WASHINGTON – Congressman Westerman (AR-04) recently cosponsored the bipartisan “Invest to Protect Act of 2022” to make critical, targeted investments in local police departments and ensure that departments with fewer than 200 police officers have the resources and training needed to keep themselves and their communities safe. The bipartisan bill is led by Congressman Josh Gottheimer (NJ-5) and former sheriff, Congressman John Rutherford (FL-4), with 35 other original cosponsors. The members released the following statements:
“It is to the nation’s benefit to ensure our police are fully equipped to keep residents and themselves safe, regardless of the department’s size,” said Congressman Westerman. “Especially in today’s climate, rural police officers must be supported more than ever to ensure their success and bolster officer retention. Men and women in uniform deserve our deepest gratitude as they maintain the thin blue line each and every day.”
“Cutting to the bone only weakens any profession; it pushes good people out, it diminishes the overall quality, and fuels a race to the bottom. That’s especially true in law enforcement. The only way to make a department better is to invest wisely, in training and tools, in recruiting and retaining the best talent, and ensuring they can be involved in the community. That’s how you keep families safe. In short, when it comes to law enforcement, you need to invest to protect,” said Congressman Josh Gottheimer (NJ-5), a member of the bipartisan Law Enforcement Caucus. “This legislation sends an important message: we want our police officers to feel supported, especially when they are struggling with the realities of their profession. We want them to know that we have their backs and that they are appreciated for the job they do.”
Gottheimer continued, “I’ve also realized that if you want to make something better, and there’s always room for improvement, whether that’s a road or a school, you don’t get there by cutting or defunding. You need to make smart, targeted investments. In other words, you need to invest, not defund. As New York City’s new Mayor, Eric Adams, a former Police Captain, recently said, ‘I don’t subscribe to the belief of some that we can only have justice and not public safety. We will have them both.’ Adams is exactly right — we can and we will have both, thanks, in part, to the actions we are announcing today that will help ensure a safer, more just community.”

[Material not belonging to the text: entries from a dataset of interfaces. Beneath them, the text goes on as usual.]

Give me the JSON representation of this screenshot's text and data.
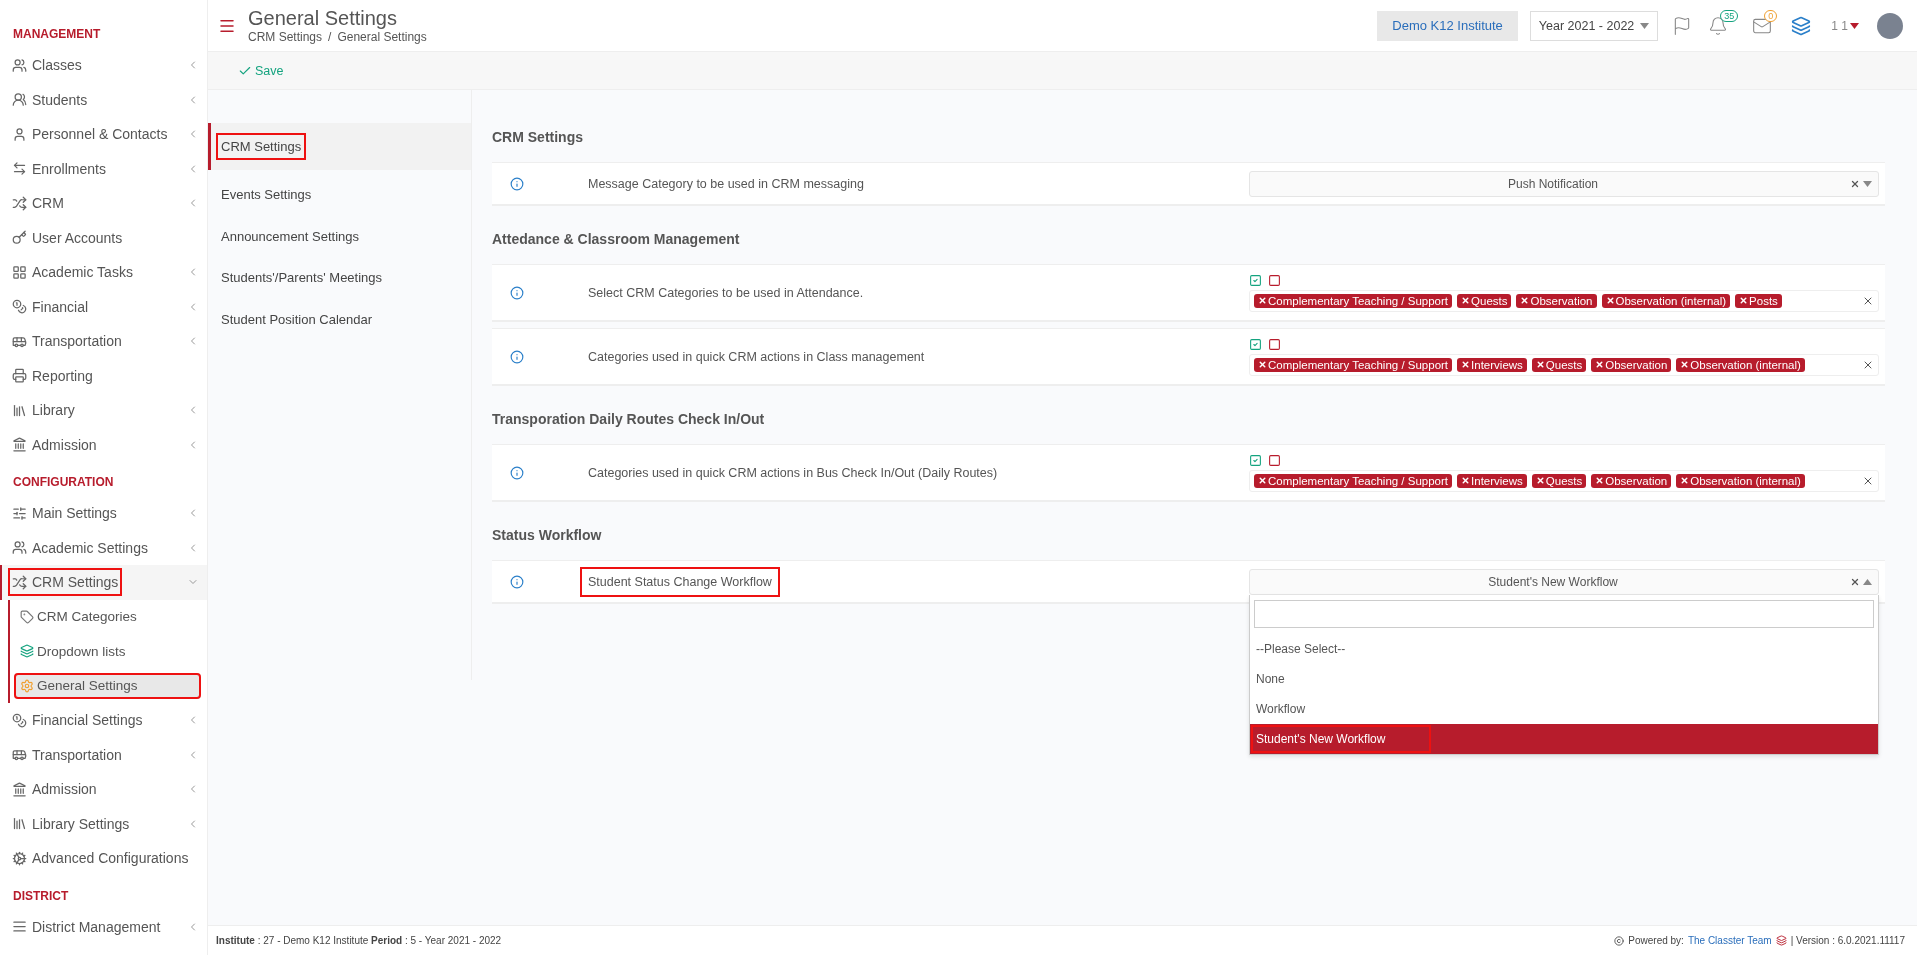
{
  "sidebar": {
    "sections": [
      {
        "title": "MANAGEMENT",
        "items": [
          {
            "label": "Classes",
            "expandable": true,
            "expanded": false,
            "selected": false,
            "highlighted": false
          },
          {
            "label": "Students",
            "expandable": true,
            "expanded": false,
            "selected": false,
            "highlighted": false
          },
          {
            "label": "Personnel & Contacts",
            "expandable": true,
            "expanded": false,
            "selected": false,
            "highlighted": false
          },
          {
            "label": "Enrollments",
            "expandable": true,
            "expanded": false,
            "selected": false,
            "highlighted": false
          },
          {
            "label": "CRM",
            "expandable": true,
            "expanded": false,
            "selected": false,
            "highlighted": false
          },
          {
            "label": "User Accounts",
            "expandable": false,
            "selected": false,
            "highlighted": false
          },
          {
            "label": "Academic Tasks",
            "expandable": true,
            "expanded": false,
            "selected": false,
            "highlighted": false
          },
          {
            "label": "Financial",
            "expandable": true,
            "expanded": false,
            "selected": false,
            "highlighted": false
          },
          {
            "label": "Transportation",
            "expandable": true,
            "expanded": false,
            "selected": false,
            "highlighted": false
          },
          {
            "label": "Reporting",
            "expandable": false,
            "selected": false,
            "highlighted": false
          },
          {
            "label": "Library",
            "expandable": true,
            "expanded": false,
            "selected": false,
            "highlighted": false
          },
          {
            "label": "Admission",
            "expandable": true,
            "expanded": false,
            "selected": false,
            "highlighted": false
          }
        ]
      },
      {
        "title": "CONFIGURATION",
        "items": [
          {
            "label": "Main Settings",
            "expandable": true,
            "expanded": false,
            "selected": false,
            "highlighted": false
          },
          {
            "label": "Academic Settings",
            "expandable": true,
            "expanded": false,
            "selected": false,
            "highlighted": false
          },
          {
            "label": "CRM Settings",
            "expandable": true,
            "expanded": true,
            "selected": true,
            "highlighted": true,
            "children": [
              {
                "label": "CRM Categories",
                "selected": false,
                "highlighted": false
              },
              {
                "label": "Dropdown lists",
                "selected": false,
                "highlighted": false
              },
              {
                "label": "General Settings",
                "selected": true,
                "highlighted": true
              }
            ]
          },
          {
            "label": "Financial Settings",
            "expandable": true,
            "expanded": false,
            "selected": false,
            "highlighted": false
          },
          {
            "label": "Transportation",
            "expandable": true,
            "expanded": false,
            "selected": false,
            "highlighted": false
          },
          {
            "label": "Admission",
            "expandable": true,
            "expanded": false,
            "selected": false,
            "highlighted": false
          },
          {
            "label": "Library Settings",
            "expandable": true,
            "expanded": false,
            "selected": false,
            "highlighted": false
          },
          {
            "label": "Advanced Configurations",
            "expandable": false,
            "selected": false,
            "highlighted": false
          }
        ]
      },
      {
        "title": "DISTRICT",
        "items": [
          {
            "label": "District Management",
            "expandable": true,
            "expanded": false,
            "selected": false,
            "highlighted": false
          }
        ]
      }
    ]
  },
  "header": {
    "title": "General Settings",
    "breadcrumb": [
      "CRM Settings",
      "/",
      "General Settings"
    ],
    "institute": "Demo K12 Institute",
    "year": "Year 2021 - 2022",
    "notifications": "35",
    "messages": "0",
    "user": "1 1"
  },
  "toolbar": {
    "save": "Save"
  },
  "settings_menu": [
    {
      "label": "CRM Settings",
      "selected": true,
      "highlighted": true
    },
    {
      "label": "Events Settings",
      "selected": false,
      "highlighted": false
    },
    {
      "label": "Announcement Settings",
      "selected": false,
      "highlighted": false
    },
    {
      "label": "Students'/Parents' Meetings",
      "selected": false,
      "highlighted": false
    },
    {
      "label": "Student Position Calendar",
      "selected": false,
      "highlighted": false
    }
  ],
  "sections": [
    {
      "title": "CRM Settings",
      "rows": [
        {
          "kind": "select",
          "label": "Message Category to be used in CRM messaging",
          "highlighted": false,
          "value": "Push Notification",
          "open": false
        }
      ]
    },
    {
      "title": "Attedance & Classroom Management",
      "rows": [
        {
          "kind": "tags",
          "label": "Select CRM Categories to be used in Attendance.",
          "highlighted": false,
          "tags": [
            "Complementary Teaching / Support",
            "Quests",
            "Observation",
            "Observation (internal)",
            "Posts"
          ]
        },
        {
          "kind": "tags",
          "label": "Categories used in quick CRM actions in Class management",
          "highlighted": false,
          "tags": [
            "Complementary Teaching / Support",
            "Interviews",
            "Quests",
            "Observation",
            "Observation (internal)"
          ]
        }
      ]
    },
    {
      "title": "Transporation Daily Routes Check In/Out",
      "rows": [
        {
          "kind": "tags",
          "label": "Categories used in quick CRM actions in Bus Check In/Out (Daily Routes)",
          "highlighted": false,
          "tags": [
            "Complementary Teaching / Support",
            "Interviews",
            "Quests",
            "Observation",
            "Observation (internal)"
          ]
        }
      ]
    },
    {
      "title": "Status Workflow",
      "rows": [
        {
          "kind": "select",
          "label": "Student Status Change Workflow",
          "highlighted": true,
          "value": "Student's New Workflow",
          "open": true,
          "options": [
            {
              "label": "--Please Select--",
              "selected": false,
              "highlighted": false
            },
            {
              "label": "None",
              "selected": false,
              "highlighted": false
            },
            {
              "label": "Workflow",
              "selected": false,
              "highlighted": false
            },
            {
              "label": "Student's New Workflow",
              "selected": true,
              "highlighted": true
            }
          ]
        }
      ]
    }
  ],
  "footer": {
    "info": "**Institute** : 27 - Demo K12 Institute **Period** : 5 - Year 2021 - 2022",
    "powered": "Powered by:",
    "team": "The Classter Team",
    "version": "| Version : 6.0.2021.11117"
  }
}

“Small police forces in rural areas often suffer from a lack of operational equipment and services,” said Congressman John Rutherford (FL-04). “That’s why we introduced the Invest to Protect Act, which creates a grant program for departments with fewer than 200 officers to support critical resources like body cameras, training, retention, and mental health care. Thank you to my colleague, Rep. Gottheimer, for leading on this important legislation.”
More than 95% of the nation’s local police departments have 200 officers or fewer.

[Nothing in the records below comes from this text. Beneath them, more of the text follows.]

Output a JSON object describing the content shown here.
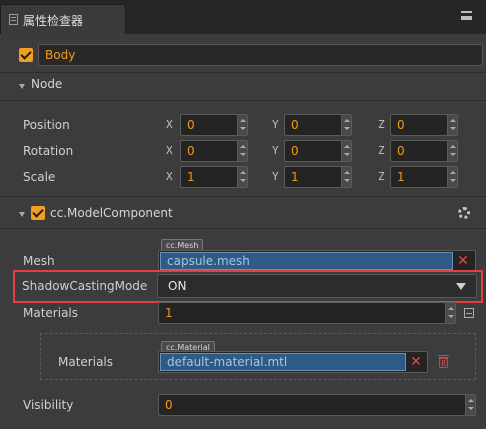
{
  "panel": {
    "title": "属性检查器"
  },
  "entity": {
    "name": "Body",
    "enabled": true
  },
  "node": {
    "section_title": "Node",
    "rows": [
      {
        "label": "Position",
        "x": "0",
        "y": "0",
        "z": "0"
      },
      {
        "label": "Rotation",
        "x": "0",
        "y": "0",
        "z": "0"
      },
      {
        "label": "Scale",
        "x": "1",
        "y": "1",
        "z": "1"
      }
    ],
    "axis_labels": {
      "x": "X",
      "y": "Y",
      "z": "Z"
    }
  },
  "component": {
    "title": "cc.ModelComponent",
    "enabled": true,
    "mesh": {
      "label": "Mesh",
      "type_tag": "cc.Mesh",
      "value": "capsule.mesh"
    },
    "shadow_casting_mode": {
      "label": "ShadowCastingMode",
      "value": "ON"
    },
    "materials": {
      "label": "Materials",
      "count": "1",
      "item": {
        "label": "Materials",
        "type_tag": "cc.Material",
        "value": "default-material.mtl"
      }
    },
    "visibility": {
      "label": "Visibility",
      "value": "0"
    }
  },
  "colors": {
    "accent": "#f39a1e",
    "highlight": "#e04040",
    "asset": "#2d5b86"
  }
}
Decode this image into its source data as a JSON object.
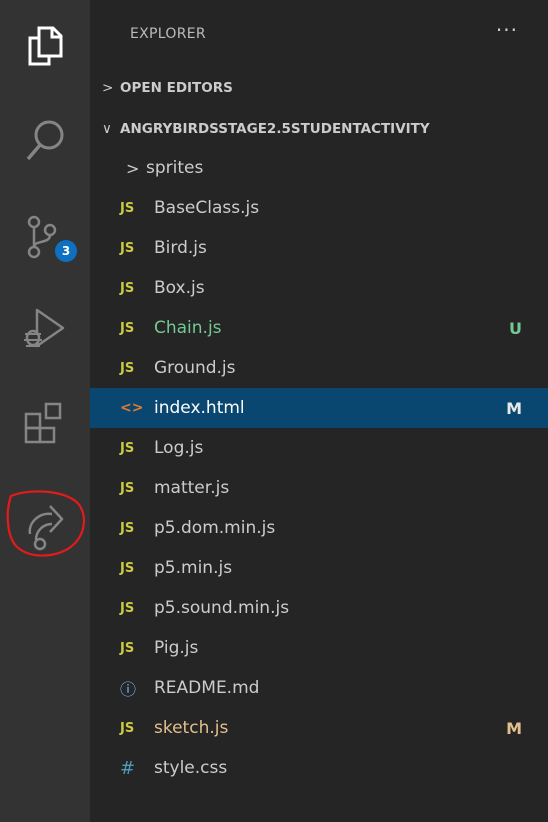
{
  "activity_bar": {
    "icons": [
      "files-icon",
      "search-icon",
      "source-control-icon",
      "run-debug-icon",
      "extensions-icon",
      "live-share-icon"
    ],
    "source_control_badge": "3",
    "annotation_color": "#e21b1b"
  },
  "explorer": {
    "title": "EXPLORER",
    "more_label": "···",
    "open_editors_label": "OPEN EDITORS",
    "project_label": "ANGRYBIRDSSTAGE2.5STUDENTACTIVITY",
    "items": [
      {
        "name": "sprites",
        "type": "folder",
        "icon": "chevron-right-icon",
        "status": ""
      },
      {
        "name": "BaseClass.js",
        "type": "js",
        "icon": "JS",
        "status": ""
      },
      {
        "name": "Bird.js",
        "type": "js",
        "icon": "JS",
        "status": ""
      },
      {
        "name": "Box.js",
        "type": "js",
        "icon": "JS",
        "status": ""
      },
      {
        "name": "Chain.js",
        "type": "js",
        "icon": "JS",
        "status": "U"
      },
      {
        "name": "Ground.js",
        "type": "js",
        "icon": "JS",
        "status": ""
      },
      {
        "name": "index.html",
        "type": "html",
        "icon": "<>",
        "status": "M"
      },
      {
        "name": "Log.js",
        "type": "js",
        "icon": "JS",
        "status": ""
      },
      {
        "name": "matter.js",
        "type": "js",
        "icon": "JS",
        "status": ""
      },
      {
        "name": "p5.dom.min.js",
        "type": "js",
        "icon": "JS",
        "status": ""
      },
      {
        "name": "p5.min.js",
        "type": "js",
        "icon": "JS",
        "status": ""
      },
      {
        "name": "p5.sound.min.js",
        "type": "js",
        "icon": "JS",
        "status": ""
      },
      {
        "name": "Pig.js",
        "type": "js",
        "icon": "JS",
        "status": ""
      },
      {
        "name": "README.md",
        "type": "info",
        "icon": "ⓘ",
        "status": ""
      },
      {
        "name": "sketch.js",
        "type": "js",
        "icon": "JS",
        "status": "M"
      },
      {
        "name": "style.css",
        "type": "css",
        "icon": "#",
        "status": ""
      }
    ],
    "selected_item": "index.html",
    "colors": {
      "untracked": "#73c991",
      "modified": "#e2c08d",
      "selected_bg": "#094771",
      "js_icon": "#cbcb41"
    }
  }
}
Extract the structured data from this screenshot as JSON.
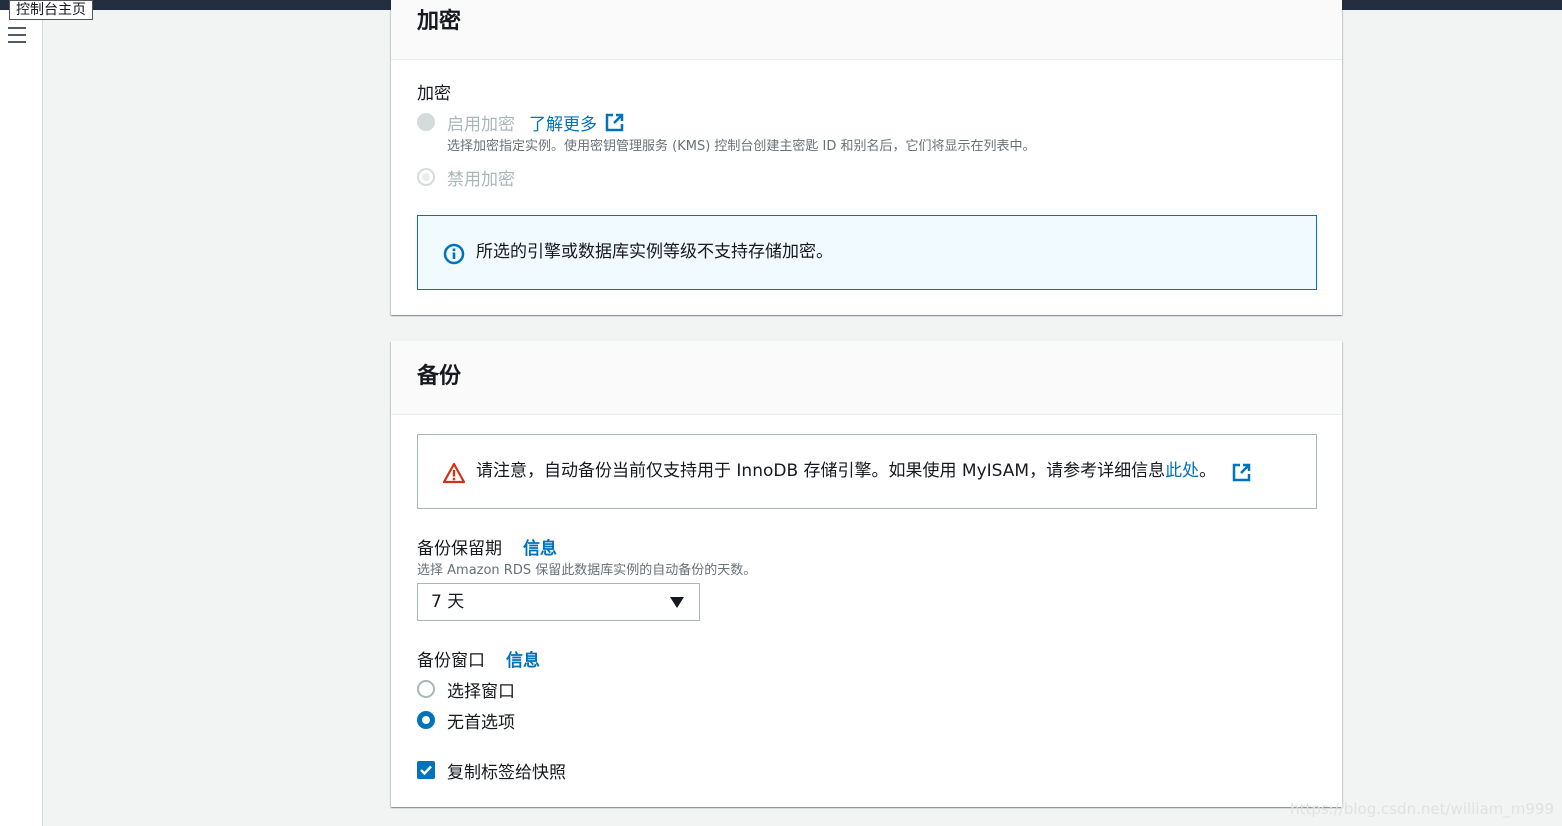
{
  "tooltip": "控制台主页",
  "encryption": {
    "title": "加密",
    "field_label": "加密",
    "enable_label": "启用加密",
    "learn_more": "了解更多",
    "enable_desc": "选择加密指定实例。使用密钥管理服务 (KMS) 控制台创建主密匙 ID 和别名后，它们将显示在列表中。",
    "disable_label": "禁用加密",
    "info_alert": "所选的引擎或数据库实例等级不支持存储加密。"
  },
  "backup": {
    "title": "备份",
    "warning_text": "请注意，自动备份当前仅支持用于 InnoDB 存储引擎。如果使用 MyISAM，请参考详细信息",
    "warning_link": "此处",
    "warning_end": "。",
    "retention_label": "备份保留期",
    "retention_info": "信息",
    "retention_desc": "选择 Amazon RDS 保留此数据库实例的自动备份的天数。",
    "retention_value": "7 天",
    "window_label": "备份窗口",
    "window_info": "信息",
    "window_option_select": "选择窗口",
    "window_option_none": "无首选项",
    "copy_tags_label": "复制标签给快照",
    "copy_tags_checked": true
  },
  "watermark": "https://blog.csdn.net/william_m999",
  "colors": {
    "accent": "#0073bb",
    "topbar": "#232f3e",
    "warning": "#d13212"
  }
}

The Invest to Protect Act will provide the following federal investment to small police departments:
- Investments in officer safety, de-escalation, and domestic violence response training, allowing officers to receive critical training, without putting a strain on department budgets or reducing the number of officers on duty while others are at training by allowing funds to be used to offset overtime pay.
- Investment for body worn cameras while also providing much-needed resources for data storage and data security.
- Investment for small departments to recruit new officers. This investment can also be used by departments to provide retention bonuses to help keep their existing officers and provide investment for officers pursuing graduate degrees in public health, social work, and mental health.
- Investment for departments to provide mental health resources for their officers.
The bipartisan legislation is endorsed by the National Fraternal Order of Police, National Association of Police Organizations, National Sheriffs’ Association, National Troopers Coalition, New Jersey State Troopers Fraternal Association, and New Jersey State Police Benevolent Association.
The full bill text of the Invest to Protect Act can be found here.